Friday, October 18, 2013

One of the key Disney book events of the upcoming weeks will be the release of Sam Gennawey's long awaited book, The Disneyland Story. I had a chance to interview Sam recently. Here are his answers:

Didier Ghez: Why, when and how did you decide to write this book?

Sam Gennawey: I guess like may writers, especially historians, you want to write the book you’ve been wanting to read. You hope that there are enough people out there curious about the same questions to make the thing a commercial success.

Walt and the Promise of Progress City was a way to talk about basic urban planning concepts using Walt Disney’s life experiences and projects to illustrate those concepts. The moment the light bulb went off for The Disneyland Story: The Unofficial Guide was when I had just finished giving a talk at the Walt Disney Family Museum about the proposed Mineral King ski resort and standing with Werner Weiss of Yesterland in front of the wonderful scale model. As you know, the model expresses the aspirations of one man and I find it intriguing that the park survived after Walt passed away.

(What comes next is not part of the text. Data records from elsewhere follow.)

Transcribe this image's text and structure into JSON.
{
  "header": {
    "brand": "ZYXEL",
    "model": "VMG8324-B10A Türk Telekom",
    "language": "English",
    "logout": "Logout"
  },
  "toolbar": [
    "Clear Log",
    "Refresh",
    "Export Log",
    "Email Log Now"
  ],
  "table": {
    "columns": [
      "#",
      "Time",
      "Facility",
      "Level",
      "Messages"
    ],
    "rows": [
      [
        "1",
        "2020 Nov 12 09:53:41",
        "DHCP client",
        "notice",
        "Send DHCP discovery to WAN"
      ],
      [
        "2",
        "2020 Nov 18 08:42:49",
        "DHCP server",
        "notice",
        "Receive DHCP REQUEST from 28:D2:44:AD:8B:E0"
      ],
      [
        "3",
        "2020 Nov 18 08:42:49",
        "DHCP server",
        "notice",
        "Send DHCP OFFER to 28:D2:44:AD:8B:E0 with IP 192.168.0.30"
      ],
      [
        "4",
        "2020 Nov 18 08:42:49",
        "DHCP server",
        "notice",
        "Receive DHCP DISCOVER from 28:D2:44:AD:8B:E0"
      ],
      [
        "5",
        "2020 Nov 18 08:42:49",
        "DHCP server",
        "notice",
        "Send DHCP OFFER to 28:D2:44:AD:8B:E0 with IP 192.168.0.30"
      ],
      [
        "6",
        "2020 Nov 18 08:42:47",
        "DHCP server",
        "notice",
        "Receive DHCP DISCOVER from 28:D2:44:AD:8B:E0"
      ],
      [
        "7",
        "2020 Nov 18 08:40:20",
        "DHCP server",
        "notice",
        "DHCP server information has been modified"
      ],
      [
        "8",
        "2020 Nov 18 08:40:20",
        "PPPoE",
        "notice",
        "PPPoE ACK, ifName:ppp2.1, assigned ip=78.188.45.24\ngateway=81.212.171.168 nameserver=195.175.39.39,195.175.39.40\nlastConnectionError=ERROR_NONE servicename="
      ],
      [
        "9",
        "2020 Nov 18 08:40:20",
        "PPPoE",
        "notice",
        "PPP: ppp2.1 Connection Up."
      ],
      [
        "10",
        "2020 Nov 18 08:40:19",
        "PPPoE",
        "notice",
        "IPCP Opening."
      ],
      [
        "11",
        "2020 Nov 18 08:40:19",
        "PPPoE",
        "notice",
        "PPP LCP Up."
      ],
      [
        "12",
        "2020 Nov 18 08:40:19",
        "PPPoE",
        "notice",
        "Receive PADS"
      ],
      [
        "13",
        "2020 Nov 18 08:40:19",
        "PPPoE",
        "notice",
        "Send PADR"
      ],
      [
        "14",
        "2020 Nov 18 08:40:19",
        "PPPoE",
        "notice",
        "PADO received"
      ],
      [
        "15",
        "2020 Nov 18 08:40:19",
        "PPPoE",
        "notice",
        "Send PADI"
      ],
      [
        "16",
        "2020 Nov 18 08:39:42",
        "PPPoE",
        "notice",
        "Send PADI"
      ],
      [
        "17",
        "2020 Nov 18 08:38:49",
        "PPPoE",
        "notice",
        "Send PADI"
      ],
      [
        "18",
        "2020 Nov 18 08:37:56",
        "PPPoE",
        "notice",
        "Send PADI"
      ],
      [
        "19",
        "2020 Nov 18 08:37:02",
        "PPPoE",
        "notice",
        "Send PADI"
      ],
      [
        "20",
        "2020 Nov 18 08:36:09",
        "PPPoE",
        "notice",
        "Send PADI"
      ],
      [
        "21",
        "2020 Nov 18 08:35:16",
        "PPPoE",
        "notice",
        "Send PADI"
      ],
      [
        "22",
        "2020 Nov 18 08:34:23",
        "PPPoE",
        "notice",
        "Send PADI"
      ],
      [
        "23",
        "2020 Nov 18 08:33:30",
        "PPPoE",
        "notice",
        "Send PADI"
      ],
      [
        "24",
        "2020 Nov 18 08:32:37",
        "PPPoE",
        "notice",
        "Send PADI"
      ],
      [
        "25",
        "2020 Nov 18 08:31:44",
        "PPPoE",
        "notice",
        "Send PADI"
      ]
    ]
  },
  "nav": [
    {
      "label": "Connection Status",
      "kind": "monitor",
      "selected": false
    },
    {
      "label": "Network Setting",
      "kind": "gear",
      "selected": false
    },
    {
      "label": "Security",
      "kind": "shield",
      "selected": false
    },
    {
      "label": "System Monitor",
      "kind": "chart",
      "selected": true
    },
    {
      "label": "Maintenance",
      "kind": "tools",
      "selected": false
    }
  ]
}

DG: What was your research methodology?

SG: Going back to the basics. I did not start out with a narrative just a structure. The promise was to let the facts take me where they wanted to go. In February 2012, I had the privilege of interviewing Jack Lindquist, Disneyland’s first president. In a room filled with hard-core Disneyana enthusiasts, he recalled a time when Walt Disney said that he was not as interested in all of the promotional stuff, the parades, and the shows. Walt figured that he hired good people who would do a great job and meet his standards. He was concerned about creating a great place with great rides, and creating a place that was beautiful. The book is not a survey of the wonderful entertainment programs at Disneyland, such as the parades and fireworks, nor a warts-and-all backstage peek at what it was like to work as a Cast Member, nor a testimonial to the amazing things people do at theme parks. This is a biography of a place called Disneyland. Like all biographies, the story starts with the birth of the park, winds its way through the trails of its adolescence, and ends as Disneyland works its way to middle age. 

DG: Did you conduct some new interviews for this book?

SG: I had spoken to Harrison “Buzz” Price before his passing, Marty Sklar, Rolly Crump, Bob Gurr, Alice Davis, and some others. Getting tough. Sadly, not very many of the original Imagineers left. However, during my day job I am always referring to documents and in this case, there is a wealth of information out there. The book has something like 840 footnotes.

DG: Did you discover documents that few historians had seen before?

SG: I spent about a month going through every single folder at the Anaheim archives. Also spent time at the Huntington Library, the Orlando Public Library, and the Buzz Price files at the University of Central Florida. I also have a collection of documents. The Buzz Price stuff was fun. Much of it has been restricted.

DG: What are the main surprises that Disney historians can expect when reading this book?

SG: I don’t think it would come as a complete surprise but the push and pull of projects. Some came together very quickly while others took forever. Documenting the resort expansion plans and Disney’s relationship with the City of Anaheim is something that generally not explored in Disney history books. Some of the details abou unbuilt projects like WESTcot, Port Disney, and California Living might surprise others.

DG: Any discoveries that particularly excited you?

SG: How a political conservative could turn around and want to dictate what others did with their properties and succeed.
I will never look at the ficus trees in New Orleans Square or the Banyan tree at the Hippo Pool in the Jungle Cruise the same way again.
New Orleans Square was really built to hide the Disneyland Hotel tower.
The battle between Anaheim and Long Beach.
The Columbia is actually full size. Did you ever look at the size of the bunks down below?


propmaker said...

Pre-ordered this one. "Walt and the Promise of Progress City" was very well researched and written. This should provide a great overview with Gennawey's usual scholarship.

Didier Ghez said...

From my standpoint The Disneyland Story is a million times better than The Promise of Progress City.